Thoughts on the passing of time
Many of us care about age. Like, A LOT. There is an inherent fear that we’ve learned as we get older about the passing of time.
Doesn’t it mean more responsibilities, a “boring” life, and ultimately death? Sometimes it’s easier to not think of ageing at all and just pretend we’re always going to be able to drink heavily without a killer hangover the next day, or have a string of one night stands without the scary concept of commitment.
I’m sure you knew at least one person in your 20s (and maybe 30s) who refused to consider the future, and acted as if they were forever 18 years old.
The irony is that we also have a habit of willing time away. To get to payday, a holiday, or just the end of the day.
I too have been guilty of this. Counting down the days until Christmas, or staring at the clock in a boring office job, hoping that the minute hand will finally tick forward.
But why can’t we just, “be”?
Do we have to be afraid of growing up? And do we always have to be looking forward to something?
Technology has adapted to the point where we are now able to get instant rewards. We can press a few buttons on an app to get food delivered to our door in less than 30 minutes. We can stream porn videos from our phones, and even pick whether we’d prefer ‘big tits’ or ‘POV’ – which will undoubtedly be just another blow job featuring a hairy ball sack.
Forgive me for my examples, but our desire to have these immediate rewards is partly why we are so impatient with time.
You might be able to satisfy the temporary highs of getting junk food in a hurry, or find something to help you blow your load when you’re feeling bored, but there are some things in life that you do have to wait for.
Some of the best parts of life surely come when we aren’t even planning them, or ordering them on demand.
Blossom gently settling in your hair as you sit under a tree in the spring. Looking up at the night sky and spotting your favourite constellation. The bear hug you get from your favourite person when you’ve had a shitty day. Running through a pile of crisp autumn leaves.
I’m making more of an effort to remember and value these micro moments, rather than constantly seeking the big “exciting” things, that we often put on a pedestal. The sad reality is that we set our expectations too high, so these bigger events and moments leave us feeling a bit shortchanged – but we forget about this quickly as we go to plan the next big thing.
There is an inevitability about life, that it ends in death. So it makes sense that we want to fill it with as many awesome experiences as we can whilst we’re walking with the living.
But maybe we don’t need to engineer as many moments as we think we do to be “happy” (whatever that actually means).
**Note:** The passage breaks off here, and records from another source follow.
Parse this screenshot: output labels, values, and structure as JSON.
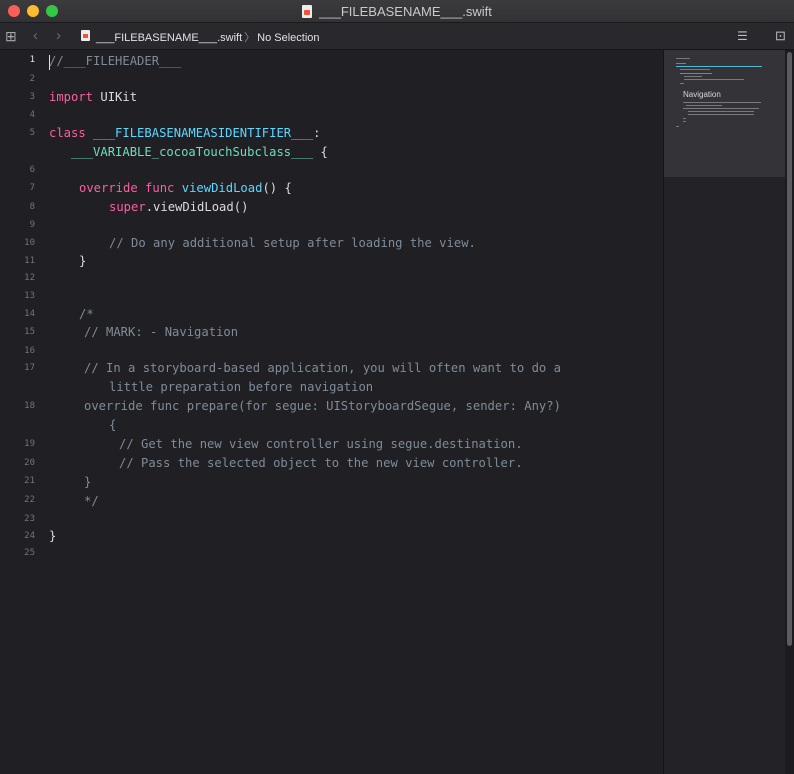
{
  "window": {
    "title": "___FILEBASENAME___.swift"
  },
  "jumpbar": {
    "file_name": "___FILEBASENAME___.swift",
    "separator": "〉",
    "selection": "No Selection"
  },
  "editor": {
    "line_numbers": [
      "1",
      "2",
      "3",
      "4",
      "5",
      "6",
      "7",
      "8",
      "9",
      "10",
      "11",
      "12",
      "13",
      "14",
      "15",
      "16",
      "17",
      "18",
      "19",
      "20",
      "21",
      "22",
      "23",
      "24",
      "25"
    ],
    "active_line": "1",
    "tokens": {
      "l1": "//___FILEHEADER___",
      "l3_kw": "import",
      "l3_rest": " UIKit",
      "l5_kw": "class",
      "l5_name": "___FILEBASENAMEASIDENTIFIER___",
      "l5_colon": ":",
      "l5b_indent": "   ",
      "l5b_super": "___VARIABLE_cocoaTouchSubclass___",
      "l5b_brace": " {",
      "l7_kw": "override func",
      "l7_name": "viewDidLoad",
      "l7_rest": "() {",
      "l8_kw": "super",
      "l8_rest": ".viewDidLoad()",
      "l10": "// Do any additional setup after loading the view.",
      "l11": "}",
      "l14": "/*",
      "l15": "// MARK: - Navigation",
      "l17a": "// In a storyboard-based application, you will often want to do a",
      "l17b": "little preparation before navigation",
      "l18a": "override func prepare(for segue: UIStoryboardSegue, sender: Any?)",
      "l18b": "{",
      "l19": "// Get the new view controller using segue.destination.",
      "l20": "// Pass the selected object to the new view controller.",
      "l21": "}",
      "l22": "*/",
      "l24": "}"
    }
  },
  "minimap": {
    "mark_label": "Navigation"
  },
  "colors": {
    "keyword": "#fc5fa3",
    "comment": "#7f8c98",
    "declaration": "#5dd8ff",
    "placeholder": "#6bdfb6",
    "background": "#1f1f24"
  },
  "icons": {
    "related_items": "grid-icon",
    "back": "chevron-left-icon",
    "forward": "chevron-right-icon",
    "file": "swift-file-icon",
    "adjust_editor": "editor-options-icon",
    "add_editor": "split-editor-icon"
  }
}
Learning to just “be” isn’t easy. It isn’t something many of us are used to. But by practising the concept, we may find more satisfaction with the simple things.
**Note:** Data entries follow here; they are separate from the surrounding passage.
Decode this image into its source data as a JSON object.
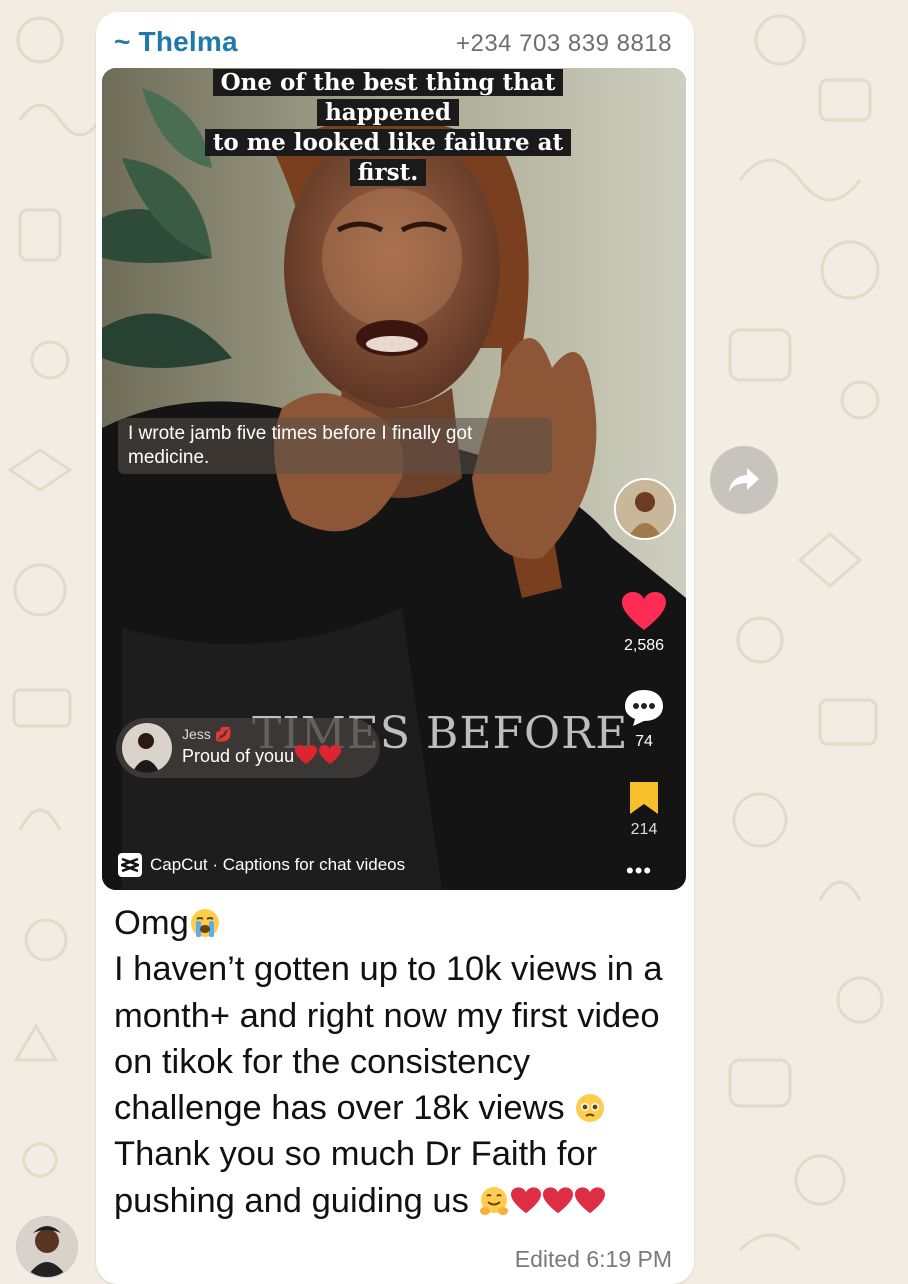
{
  "chat": {
    "sender_name": "~ Thelma",
    "sender_phone": "+234 703 839 8818",
    "message_lines": [
      "Omg",
      "I haven’t gotten up to 10k views in a month+ and right now my first video on tikok for the consistency challenge has over 18k views",
      "Thank you so much Dr Faith for pushing and guiding us"
    ],
    "edited_label": "Edited",
    "time": "6:19 PM"
  },
  "video": {
    "top_caption_line1": "One of the best thing that happened",
    "top_caption_line2": "to me looked like failure at first.",
    "subtitle": "I wrote jamb five times before I finally got medicine.",
    "overlay_word": "TIMES BEFORE",
    "like_count": "2,586",
    "comment_count": "74",
    "save_count": "214",
    "comment_user": "Jess",
    "comment_text": "Proud of youu",
    "watermark": "CapCut · Captions for chat videos"
  },
  "icons": {
    "forward": "forward-arrow-icon",
    "like": "heart-icon",
    "comment": "speech-bubble-icon",
    "save": "bookmark-icon",
    "capcut": "capcut-logo-icon"
  },
  "colors": {
    "wallpaper": "#f2ece2",
    "sender_name": "#1f7aa7",
    "like_red": "#fe2c55",
    "save_yellow": "#f7c02a"
  }
}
And no. I am not a boring bitch who is saying never book a holiday, or plan a big party. But by understanding that a ‘once in a lifetime’ trip isn’t the ultimate path to happiness, and respecting that there will be a mix of positive and negative experiences, thoughts and emotions associated with it, you can take it off its pedestal.
By making your expectations for the reward of an experience more realistic, you may find you can enjoy it more for what it actually is, and not feel crushing disappointment if it isn’t everything that you dreamed it would be.
There are many benefits that come with the passing of time, if we allow ourselves to move forward, whilst appreciating that the time we have here isn’t endless.
We might as well value our limited minutes and hours whilst we have the chance.